But one thing to consider, and one thing I was just sort of calculating-- so Amazon, the earnings that they generated last quarter-- so in the second quarter-- was two thirds of the earnings they generated for all of 2019. I mean, that's just a staggering number when you think about it.
So yeah, is growth slowing? Absolutely. Should we expect that to continue? Absolutely. But let's not forget that this is a company that's just generating a ton of net income, and continues to be a bigger and bigger player in our everyday lives.
- Yeah, I suppose there would be alternatives for investors out there looking to invest in tech here. And as you noted in your reaction to what we saw on the earnings call there, bears might point to a drop in margin-- particularly in the cloud business, though the cloud numbers from the quarter were stronger than expected. I mean, does that maybe point to the increasing pressure as Google and the like start to catch up on the cloud side? You know, Microsoft's been pushing ahead on that front. I mean, is that maybe an area that there is some truth to increased pressure actually resulting on the company's financials this time around?
ANTHONY CHUKUMBA: That's a great question. I mean, the cloud business was actually one of the bright spots in the quarter. Growth was 37% year over year, so that actually accelerated from the growth that we saw in the first quarter. In terms of the profitability-- first off, remember we were anneversing a really tough comparison. It's just tough to continue to do 31% operating margins.
And I think that the declining profitability-- a lot of it's just a function of mix. As Amazon goes after more and more large-enterprise cloud business, that's just less-profitable business relative to getting another startup to host their servers on NWS. So it's not necessarily something that I'm concerned about.
The other thing to think about, in terms of cloud-- it's not necessarily a zero-sum game. I mean, the total addressable market is massive, and it's only getting larger as more and more companies of all sizes realize the benefits of cloud versus on premise.
- And Anthony, finally-- we're talking about Amazon today, but we've turned to you a lot over the last six months to talk about the mean trade. Obviously, somebody who used to cover GameStop. I'm just curious what you make of Robinhood's debut. You know, we saw a decline 8% yesterday. Is this just a symptom of the structure of the IPO? What's your sense on why we saw a less than stellar debut?
ANTHONY CHUKUMBA: Yeah, that's a great question. Look, I think it's a combination of a few different factors. I mean, one is that there are some real questions around the long-term sustainability of their business model, quite frankly. There's questions about pay for order flow. There's questions about crypto. And obviously, they're trading a lot of crypto. But who knows what's going to happen with that, if crypto remains under pressure.

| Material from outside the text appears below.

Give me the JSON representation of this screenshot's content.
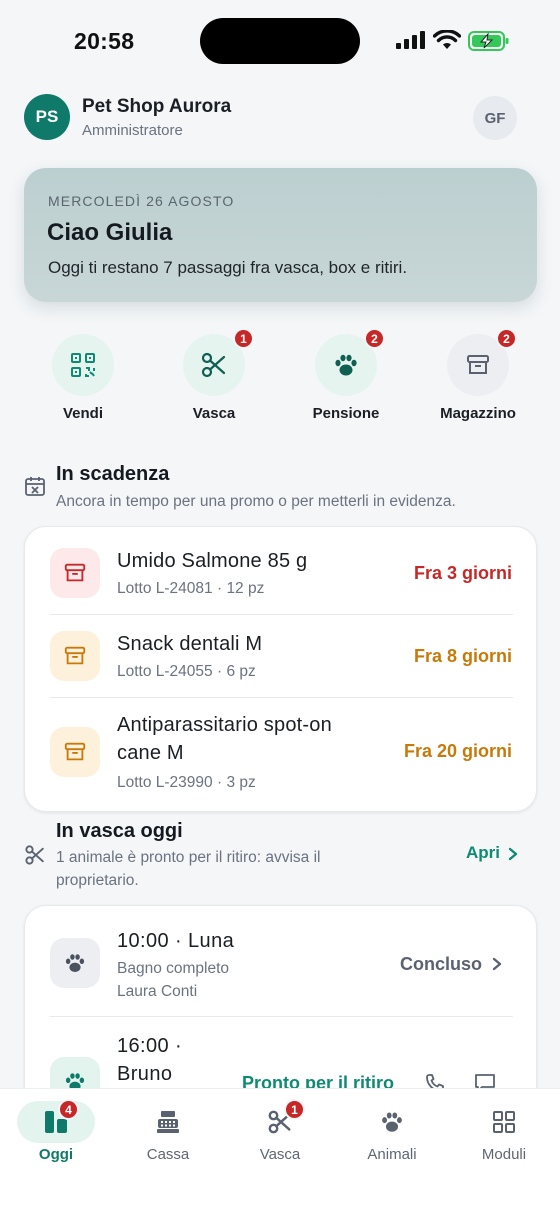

And then, it almost seems like with some individual investors there was almost like a backlash. It was almost like their chance to get revenge on Robinhood for what happened in January, when they had to restrict trading in mean stocks. Now what these individual investors don't understand-- well, quite frankly, there's a lot of things they don't understand-- but that was not Robinhood's decision. I mean, it was based off of the companies that were clearing their trades. And they just didn't have the collateral. And they raised a bunch of money, in a very short period of time, to alleviate that.
But a lot of these individual investors don't see that. And they're actually shorting Robinhood stock. So it'll be interesting to see how this plays out, going forward.
- OK, we'll be watching. Anthony, it's always good to have you on. Anthony Chukumba, Loop Capital Managing Director.